A few minutes later, I was allowed in to see my dad. I found out later that they let me do this because they believed that he would soon die. I took Dad's diary and began cancelling his appointments and engagements. When I saw him looking so weak, something maternal just welled up in me and I began getting things organised, post-haste. Dad's skin looked yellow, and he smiled at me from the bed, though he was obviously in incredible shock. Dad says that he doesn't remember me being allowed in to see him.

My mum flew back that night, not knowing if her husband was already dead or how long he would live. I found out, years later, that the doctors had told Dad to get his affairs in order straight away as he wouldn't last two days. A week. Two weeks. A month. Two months. Six months. A year. Two years. They kept extending the timeframe, certain that his heart would give out again and he would die.

On December 2, 2010, it will have been ten years.

Dad suffered three massive cardiac arrests that day. If he hadn't been standing in the ER when he had the first one, he would've died. One of the chambers in his heart is dead and useless. One of his arteries is completely blocked. Another two are 90% blocked. The other artery is only a little bit blocked. For nearly ten years, they've been telling him that he needs a bypass but he wouldn't survive the surgery.

My dad has been campaigning for defibrillating machines to be supplied to remote areas in Tasmania. He has succeeded in a lot of cases. He also participates in heart research at his local hospital, and attends a support group. He is a kind man, with an Order of Australia Medal for his service to the community over his lifetime. You will never, in your lifetime, find a man who is so generous with his time and talents as my dad has been with his local community, be it the elderly, mentally ill, chronic pain sufferers, or his best friend, who laid in a nursing home for ten years after a stroke. My dad has, amongst other things, Parkinson's disease now. In the last couple of years especially, it has really slowed hiim up, and he finds things quite difficult now. The one thing that he doesn't find difficult is promoting worthy causes through the internet. He spends most of his time on the computer now.

So, when I got an email today advising me that this week is Heart Week, I realised that the best way to present this information to my friends is by sharing my story about my dad's heart attack. It is so important to know what to do. I just knew instantly that he was probably about to have another heart attack. I didn't think twice. I just did what I had to do. My dad is alive today because of that.

Take a few moments to visit this website and learn what the signs of a heart attack are. It could save your life, or your loved one's life, some day.

Check out my very first VLOG, about Heart Week:
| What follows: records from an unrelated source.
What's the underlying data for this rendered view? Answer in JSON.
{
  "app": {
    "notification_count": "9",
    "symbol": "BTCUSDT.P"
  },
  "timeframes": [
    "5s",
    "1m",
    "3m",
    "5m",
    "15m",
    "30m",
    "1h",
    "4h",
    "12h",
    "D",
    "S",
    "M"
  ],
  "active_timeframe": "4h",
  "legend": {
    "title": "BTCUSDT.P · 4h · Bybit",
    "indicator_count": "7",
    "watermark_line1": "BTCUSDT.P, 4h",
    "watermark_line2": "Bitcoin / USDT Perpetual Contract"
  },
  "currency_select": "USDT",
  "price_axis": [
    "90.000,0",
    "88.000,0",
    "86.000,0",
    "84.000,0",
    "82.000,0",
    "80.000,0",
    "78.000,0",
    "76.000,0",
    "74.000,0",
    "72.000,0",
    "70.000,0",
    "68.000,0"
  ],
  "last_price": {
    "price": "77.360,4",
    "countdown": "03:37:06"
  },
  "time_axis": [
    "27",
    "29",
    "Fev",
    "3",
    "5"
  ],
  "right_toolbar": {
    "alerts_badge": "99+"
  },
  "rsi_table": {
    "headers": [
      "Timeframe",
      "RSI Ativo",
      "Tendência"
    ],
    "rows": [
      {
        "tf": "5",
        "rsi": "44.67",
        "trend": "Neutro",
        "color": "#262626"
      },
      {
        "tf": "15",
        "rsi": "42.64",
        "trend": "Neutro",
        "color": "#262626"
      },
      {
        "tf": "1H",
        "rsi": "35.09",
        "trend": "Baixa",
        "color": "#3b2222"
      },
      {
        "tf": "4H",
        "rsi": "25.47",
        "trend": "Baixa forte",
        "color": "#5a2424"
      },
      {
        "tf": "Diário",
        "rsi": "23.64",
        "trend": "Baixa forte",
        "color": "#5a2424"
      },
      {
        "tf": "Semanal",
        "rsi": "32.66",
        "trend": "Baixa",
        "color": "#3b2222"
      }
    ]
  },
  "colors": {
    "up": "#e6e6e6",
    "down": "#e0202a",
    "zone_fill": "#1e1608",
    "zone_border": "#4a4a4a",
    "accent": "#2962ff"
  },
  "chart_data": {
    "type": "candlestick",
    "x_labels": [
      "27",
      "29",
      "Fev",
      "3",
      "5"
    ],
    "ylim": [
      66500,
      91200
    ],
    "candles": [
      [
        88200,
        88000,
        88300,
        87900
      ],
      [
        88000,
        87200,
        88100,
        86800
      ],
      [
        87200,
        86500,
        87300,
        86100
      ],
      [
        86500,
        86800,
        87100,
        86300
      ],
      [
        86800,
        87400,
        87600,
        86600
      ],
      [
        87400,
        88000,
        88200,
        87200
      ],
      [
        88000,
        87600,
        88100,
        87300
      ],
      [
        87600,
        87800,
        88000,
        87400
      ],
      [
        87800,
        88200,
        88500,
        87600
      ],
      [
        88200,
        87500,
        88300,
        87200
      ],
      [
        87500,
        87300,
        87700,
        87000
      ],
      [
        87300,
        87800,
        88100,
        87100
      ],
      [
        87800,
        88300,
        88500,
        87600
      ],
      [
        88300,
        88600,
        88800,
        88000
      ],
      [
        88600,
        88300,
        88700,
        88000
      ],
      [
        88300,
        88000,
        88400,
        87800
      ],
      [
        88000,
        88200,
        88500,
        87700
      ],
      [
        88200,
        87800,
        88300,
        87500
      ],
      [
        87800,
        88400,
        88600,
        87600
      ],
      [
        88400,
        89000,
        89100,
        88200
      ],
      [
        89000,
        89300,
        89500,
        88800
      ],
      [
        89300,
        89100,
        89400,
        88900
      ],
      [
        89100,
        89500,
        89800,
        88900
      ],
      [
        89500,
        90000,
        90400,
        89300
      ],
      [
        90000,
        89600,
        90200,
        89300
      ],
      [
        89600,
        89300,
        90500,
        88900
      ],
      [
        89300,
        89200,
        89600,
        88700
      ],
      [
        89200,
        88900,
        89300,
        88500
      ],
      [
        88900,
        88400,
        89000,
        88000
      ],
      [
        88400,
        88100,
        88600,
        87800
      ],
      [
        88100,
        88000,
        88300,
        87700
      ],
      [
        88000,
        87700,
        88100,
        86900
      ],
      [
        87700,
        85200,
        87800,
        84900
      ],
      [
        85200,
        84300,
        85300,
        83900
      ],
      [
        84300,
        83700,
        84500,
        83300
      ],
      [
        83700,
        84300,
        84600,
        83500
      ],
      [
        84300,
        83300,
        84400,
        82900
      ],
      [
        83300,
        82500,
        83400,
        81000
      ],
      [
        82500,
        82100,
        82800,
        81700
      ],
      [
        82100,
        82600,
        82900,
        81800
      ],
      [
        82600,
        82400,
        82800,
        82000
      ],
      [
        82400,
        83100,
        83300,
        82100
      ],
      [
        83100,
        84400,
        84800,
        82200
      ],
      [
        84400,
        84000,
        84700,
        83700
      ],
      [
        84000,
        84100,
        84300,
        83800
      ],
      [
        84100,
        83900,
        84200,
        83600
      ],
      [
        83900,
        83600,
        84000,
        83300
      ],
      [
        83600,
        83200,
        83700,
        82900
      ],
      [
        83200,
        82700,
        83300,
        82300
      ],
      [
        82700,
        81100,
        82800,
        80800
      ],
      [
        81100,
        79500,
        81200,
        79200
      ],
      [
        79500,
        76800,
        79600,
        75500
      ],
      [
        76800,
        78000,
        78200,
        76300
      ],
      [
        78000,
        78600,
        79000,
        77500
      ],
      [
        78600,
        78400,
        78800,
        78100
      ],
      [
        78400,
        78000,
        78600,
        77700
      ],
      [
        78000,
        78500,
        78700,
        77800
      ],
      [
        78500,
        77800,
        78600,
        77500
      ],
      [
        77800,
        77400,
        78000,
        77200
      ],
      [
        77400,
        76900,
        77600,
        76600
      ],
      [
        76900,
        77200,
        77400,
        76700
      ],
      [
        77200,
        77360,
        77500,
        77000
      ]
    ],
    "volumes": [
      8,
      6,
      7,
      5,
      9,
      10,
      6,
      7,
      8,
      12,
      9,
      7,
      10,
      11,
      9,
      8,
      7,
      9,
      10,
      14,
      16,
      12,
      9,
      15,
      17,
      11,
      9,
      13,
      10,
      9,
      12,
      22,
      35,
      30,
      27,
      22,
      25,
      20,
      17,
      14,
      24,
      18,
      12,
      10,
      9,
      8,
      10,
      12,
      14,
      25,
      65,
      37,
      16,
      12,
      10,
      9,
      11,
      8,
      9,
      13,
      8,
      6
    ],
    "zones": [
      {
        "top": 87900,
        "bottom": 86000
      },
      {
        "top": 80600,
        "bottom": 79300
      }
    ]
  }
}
1 comment:

  1. Pammy, when I was living with you, your parents were there and your Dad talked to me about how upset he was to make you go through that. He loves you so much!

    You're a tough chicken Pam. You did something amazing that day for your Dad.